======== Task inputs ========

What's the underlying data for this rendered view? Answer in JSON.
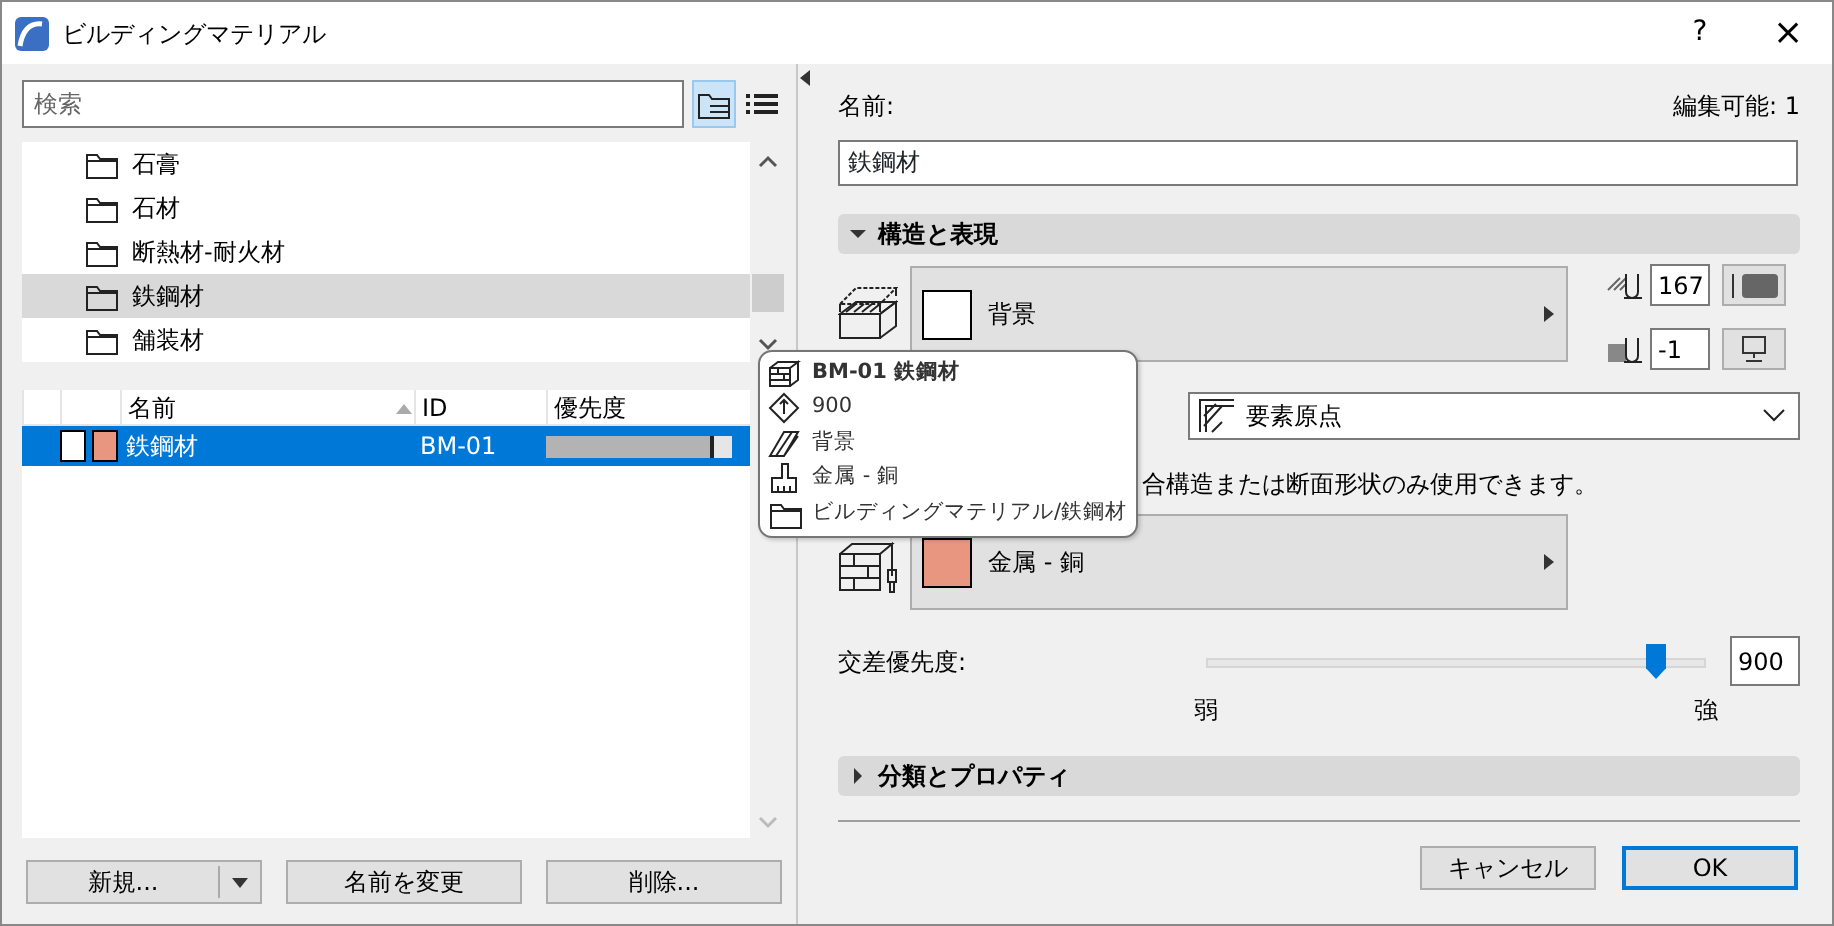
{
  "window": {
    "title": "ビルディングマテリアル",
    "help": "?",
    "close": "×"
  },
  "search": {
    "placeholder": "検索"
  },
  "view_toggle": [
    {
      "kind": "tree",
      "selected": true
    },
    {
      "kind": "list",
      "selected": false
    }
  ],
  "folders": [
    {
      "label": "石膏",
      "selected": false
    },
    {
      "label": "石材",
      "selected": false
    },
    {
      "label": "断熱材-耐火材",
      "selected": false
    },
    {
      "label": "鉄鋼材",
      "selected": true
    },
    {
      "label": "舗装材",
      "selected": false
    }
  ],
  "table": {
    "columns": [
      "名前",
      "ID",
      "優先度"
    ],
    "rows": [
      {
        "name": "鉄鋼材",
        "id": "BM-01",
        "level": 0.9,
        "selected": true,
        "color": "#e8967f"
      }
    ]
  },
  "left_buttons": [
    {
      "kind": "split",
      "label": "新規..."
    },
    {
      "kind": "plain",
      "label": "名前を変更"
    },
    {
      "kind": "plain",
      "label": "削除..."
    }
  ],
  "tooltip": [
    {
      "kind": "title",
      "text": "BM-01 鉄鋼材"
    },
    {
      "kind": "priority",
      "text": "900"
    },
    {
      "kind": "fill",
      "text": "背景"
    },
    {
      "kind": "surface",
      "text": "金属 - 銅"
    },
    {
      "kind": "folder",
      "text": "ビルディングマテリアル/鉄鋼材"
    }
  ],
  "details": {
    "name_label": "名前:",
    "editable": "編集可能: 1",
    "name_value": "鉄鋼材",
    "section_structure": {
      "title": "構造と表現",
      "expanded": true
    },
    "cut_fill": {
      "label": "背景"
    },
    "pen_cut": "167",
    "pen_background": "-1",
    "origin": "要素原点",
    "note": "合構造または断面形状のみ使用できます。",
    "surface": {
      "label": "金属 - 銅",
      "color": "#e8967f"
    },
    "priority": {
      "label": "交差優先度:",
      "level": 0.9,
      "value": "900",
      "min_label": "弱",
      "max_label": "強"
    },
    "section_classification": {
      "title": "分類とプロパティ",
      "expanded": false
    }
  },
  "footer_buttons": [
    {
      "label": "キャンセル",
      "default": false
    },
    {
      "label": "OK",
      "default": true
    }
  ]
}
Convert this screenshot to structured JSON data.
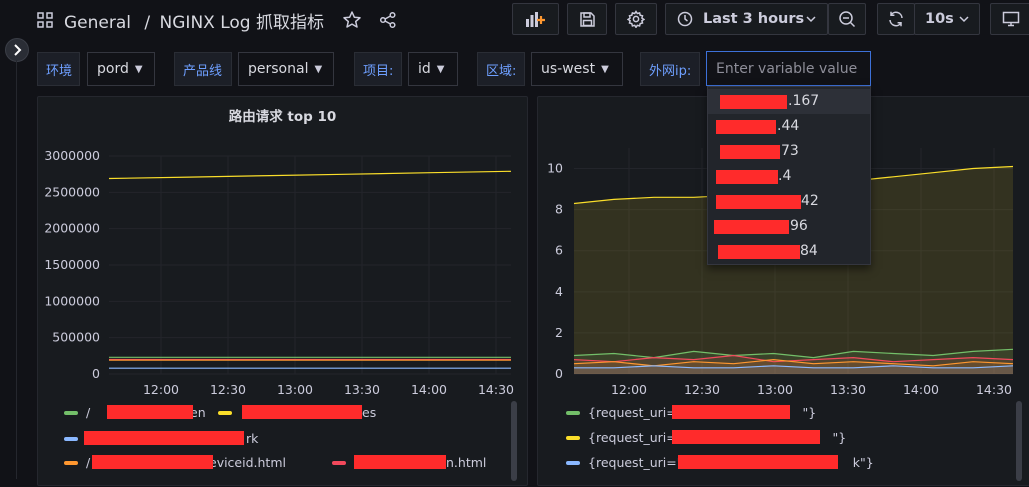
{
  "header": {
    "grid_icon": "apps-icon",
    "breadcrumb_root": "General",
    "breadcrumb_sep": "/",
    "dashboard_title": "NGINX Log 抓取指标",
    "time_range": "Last 3 hours",
    "refresh_interval": "10s"
  },
  "variables": [
    {
      "label": "环境",
      "value": "pord"
    },
    {
      "label": "产品线",
      "value": "personal"
    },
    {
      "label": "项目:",
      "value": "id"
    },
    {
      "label": "区域:",
      "value": "us-west"
    }
  ],
  "ip_variable": {
    "label": "外网ip:",
    "placeholder": "Enter variable value",
    "options": [
      ".167",
      ".44",
      "73",
      ".4",
      "42",
      "96",
      "84"
    ]
  },
  "colors": {
    "green": "#73bf69",
    "yellow": "#fade2a",
    "blue": "#8ab8ff",
    "orange": "#ff9830",
    "red": "#f2495c",
    "accent": "#3d71d9",
    "redaction": "#ff2b2b"
  },
  "panel_left": {
    "title": "路由请求 top 10",
    "legend": [
      {
        "color": "green",
        "suffix": "en"
      },
      {
        "color": "yellow",
        "suffix": "es"
      },
      {
        "color": "blue",
        "suffix": "rk"
      },
      {
        "color": "orange",
        "suffix": "eviceid.html"
      },
      {
        "color": "red",
        "suffix": "n.html"
      }
    ]
  },
  "panel_right": {
    "legend": [
      {
        "color": "green",
        "text_prefix": "{request_uri=\"",
        "text_suffix": "\"}"
      },
      {
        "color": "yellow",
        "text_prefix": "{request_uri=\"",
        "text_suffix": "\"}"
      },
      {
        "color": "blue",
        "text_prefix": "{request_uri=\"/",
        "text_suffix": "k\"}"
      }
    ]
  },
  "chart_data": [
    {
      "type": "line",
      "title": "路由请求 top 10",
      "x": [
        "12:00",
        "12:30",
        "13:00",
        "13:30",
        "14:00",
        "14:30"
      ],
      "ylim": [
        0,
        3000000
      ],
      "yticks": [
        "3000000",
        "2500000",
        "2000000",
        "1500000",
        "1000000",
        "500000",
        "0"
      ],
      "series": [
        {
          "color": "yellow",
          "values": [
            2690000,
            2710000,
            2730000,
            2750000,
            2770000,
            2790000
          ]
        },
        {
          "color": "green",
          "values": [
            230000,
            230000,
            230000,
            230000,
            230000,
            230000
          ]
        },
        {
          "color": "red",
          "values": [
            200000,
            200000,
            200000,
            200000,
            200000,
            200000
          ]
        },
        {
          "color": "orange",
          "values": [
            190000,
            190000,
            190000,
            190000,
            190000,
            190000
          ]
        },
        {
          "color": "blue",
          "values": [
            80000,
            80000,
            80000,
            80000,
            80000,
            80000
          ]
        }
      ]
    },
    {
      "type": "area",
      "x": [
        "12:00",
        "12:30",
        "13:00",
        "13:30",
        "14:00",
        "14:30"
      ],
      "ylim": [
        0,
        11
      ],
      "yticks": [
        "10",
        "8",
        "6",
        "4",
        "2",
        "0"
      ],
      "series": [
        {
          "color": "yellow",
          "values": [
            8.3,
            8.5,
            8.6,
            8.6,
            8.7,
            9.0,
            9.2,
            9.4,
            9.6,
            9.8,
            10.0,
            10.1
          ]
        },
        {
          "color": "green",
          "values": [
            0.9,
            1.0,
            0.8,
            1.1,
            0.9,
            1.0,
            0.8,
            1.1,
            1.0,
            0.9,
            1.1,
            1.2
          ]
        },
        {
          "color": "red",
          "values": [
            0.7,
            0.6,
            0.8,
            0.7,
            0.9,
            0.6,
            0.7,
            0.8,
            0.6,
            0.7,
            0.8,
            0.7
          ]
        },
        {
          "color": "orange",
          "values": [
            0.5,
            0.6,
            0.4,
            0.6,
            0.5,
            0.7,
            0.5,
            0.6,
            0.5,
            0.4,
            0.6,
            0.5
          ]
        },
        {
          "color": "blue",
          "values": [
            0.3,
            0.3,
            0.4,
            0.3,
            0.3,
            0.4,
            0.3,
            0.3,
            0.4,
            0.3,
            0.3,
            0.4
          ]
        }
      ]
    }
  ]
}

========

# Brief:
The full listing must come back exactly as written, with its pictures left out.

# Finished exercise:
What's the underlying data for this rendered view? Answer in JSON.
{
  "window": {
    "title": "ビルディングマテリアル",
    "help": "?",
    "close": "×"
  },
  "search": {
    "placeholder": "検索"
  },
  "view_toggle": [
    {
      "kind": "tree",
      "selected": true
    },
    {
      "kind": "list",
      "selected": false
    }
  ],
  "folders": [
    {
      "label": "石膏",
      "selected": false
    },
    {
      "label": "石材",
      "selected": false
    },
    {
      "label": "断熱材-耐火材",
      "selected": false
    },
    {
      "label": "鉄鋼材",
      "selected": true
    },
    {
      "label": "舗装材",
      "selected": false
    }
  ],
  "table": {
    "columns": [
      "名前",
      "ID",
      "優先度"
    ],
    "rows": [
      {
        "name": "鉄鋼材",
        "id": "BM-01",
        "level": 0.9,
        "selected": true,
        "color": "#e8967f"
      }
    ]
  },
  "left_buttons": [
    {
      "kind": "split",
      "label": "新規..."
    },
    {
      "kind": "plain",
      "label": "名前を変更"
    },
    {
      "kind": "plain",
      "label": "削除..."
    }
  ],
  "tooltip": [
    {
      "kind": "title",
      "text": "BM-01 鉄鋼材"
    },
    {
      "kind": "priority",
      "text": "900"
    },
    {
      "kind": "fill",
      "text": "背景"
    },
    {
      "kind": "surface",
      "text": "金属 - 銅"
    },
    {
      "kind": "folder",
      "text": "ビルディングマテリアル/鉄鋼材"
    }
  ],
  "details": {
    "name_label": "名前:",
    "editable": "編集可能: 1",
    "name_value": "鉄鋼材",
    "section_structure": {
      "title": "構造と表現",
      "expanded": true
    },
    "cut_fill": {
      "label": "背景"
    },
    "pen_cut": "167",
    "pen_background": "-1",
    "origin": "要素原点",
    "note": "合構造または断面形状のみ使用できます。",
    "surface": {
      "label": "金属 - 銅",
      "color": "#e8967f"
    },
    "priority": {
      "label": "交差優先度:",
      "level": 0.9,
      "value": "900",
      "min_label": "弱",
      "max_label": "強"
    },
    "section_classification": {
      "title": "分類とプロパティ",
      "expanded": false
    }
  },
  "footer_buttons": [
    {
      "label": "キャンセル",
      "default": false
    },
    {
      "label": "OK",
      "default": true
    }
  ]
}
Convert this screenshot to structured JSON data.
{
  "header": {
    "grid_icon": "apps-icon",
    "breadcrumb_root": "General",
    "breadcrumb_sep": "/",
    "dashboard_title": "NGINX Log 抓取指标",
    "time_range": "Last 3 hours",
    "refresh_interval": "10s"
  },
  "variables": [
    {
      "label": "环境",
      "value": "pord"
    },
    {
      "label": "产品线",
      "value": "personal"
    },
    {
      "label": "项目:",
      "value": "id"
    },
    {
      "label": "区域:",
      "value": "us-west"
    }
  ],
  "ip_variable": {
    "label": "外网ip:",
    "placeholder": "Enter variable value",
    "options": [
      ".167",
      ".44",
      "73",
      ".4",
      "42",
      "96",
      "84"
    ]
  },
  "colors": {
    "green": "#73bf69",
    "yellow": "#fade2a",
    "blue": "#8ab8ff",
    "orange": "#ff9830",
    "red": "#f2495c",
    "accent": "#3d71d9",
    "redaction": "#ff2b2b"
  },
  "panel_left": {
    "title": "路由请求 top 10",
    "legend": [
      {
        "color": "green",
        "suffix": "en"
      },
      {
        "color": "yellow",
        "suffix": "es"
      },
      {
        "color": "blue",
        "suffix": "rk"
      },
      {
        "color": "orange",
        "suffix": "eviceid.html"
      },
      {
        "color": "red",
        "suffix": "n.html"
      }
    ]
  },
  "panel_right": {
    "legend": [
      {
        "color": "green",
        "text_prefix": "{request_uri=\"",
        "text_suffix": "\"}"
      },
      {
        "color": "yellow",
        "text_prefix": "{request_uri=\"",
        "text_suffix": "\"}"
      },
      {
        "color": "blue",
        "text_prefix": "{request_uri=\"/",
        "text_suffix": "k\"}"
      }
    ]
  },
  "chart_data": [
    {
      "type": "line",
      "title": "路由请求 top 10",
      "x": [
        "12:00",
        "12:30",
        "13:00",
        "13:30",
        "14:00",
        "14:30"
      ],
      "ylim": [
        0,
        3000000
      ],
      "yticks": [
        "3000000",
        "2500000",
        "2000000",
        "1500000",
        "1000000",
        "500000",
        "0"
      ],
      "series": [
        {
          "color": "yellow",
          "values": [
            2690000,
            2710000,
            2730000,
            2750000,
            2770000,
            2790000
          ]
        },
        {
          "color": "green",
          "values": [
            230000,
            230000,
            230000,
            230000,
            230000,
            230000
          ]
        },
        {
          "color": "red",
          "values": [
            200000,
            200000,
            200000,
            200000,
            200000,
            200000
          ]
        },
        {
          "color": "orange",
          "values": [
            190000,
            190000,
            190000,
            190000,
            190000,
            190000
          ]
        },
        {
          "color": "blue",
          "values": [
            80000,
            80000,
            80000,
            80000,
            80000,
            80000
          ]
        }
      ]
    },
    {
      "type": "area",
      "x": [
        "12:00",
        "12:30",
        "13:00",
        "13:30",
        "14:00",
        "14:30"
      ],
      "ylim": [
        0,
        11
      ],
      "yticks": [
        "10",
        "8",
        "6",
        "4",
        "2",
        "0"
      ],
      "series": [
        {
          "color": "yellow",
          "values": [
            8.3,
            8.5,
            8.6,
            8.6,
            8.7,
            9.0,
            9.2,
            9.4,
            9.6,
            9.8,
            10.0,
            10.1
          ]
        },
        {
          "color": "green",
          "values": [
            0.9,
            1.0,
            0.8,
            1.1,
            0.9,
            1.0,
            0.8,
            1.1,
            1.0,
            0.9,
            1.1,
            1.2
          ]
        },
        {
          "color": "red",
          "values": [
            0.7,
            0.6,
            0.8,
            0.7,
            0.9,
            0.6,
            0.7,
            0.8,
            0.6,
            0.7,
            0.8,
            0.7
          ]
        },
        {
          "color": "orange",
          "values": [
            0.5,
            0.6,
            0.4,
            0.6,
            0.5,
            0.7,
            0.5,
            0.6,
            0.5,
            0.4,
            0.6,
            0.5
          ]
        },
        {
          "color": "blue",
          "values": [
            0.3,
            0.3,
            0.4,
            0.3,
            0.3,
            0.4,
            0.3,
            0.3,
            0.4,
            0.3,
            0.3,
            0.4
          ]
        }
      ]
    }
  ]
}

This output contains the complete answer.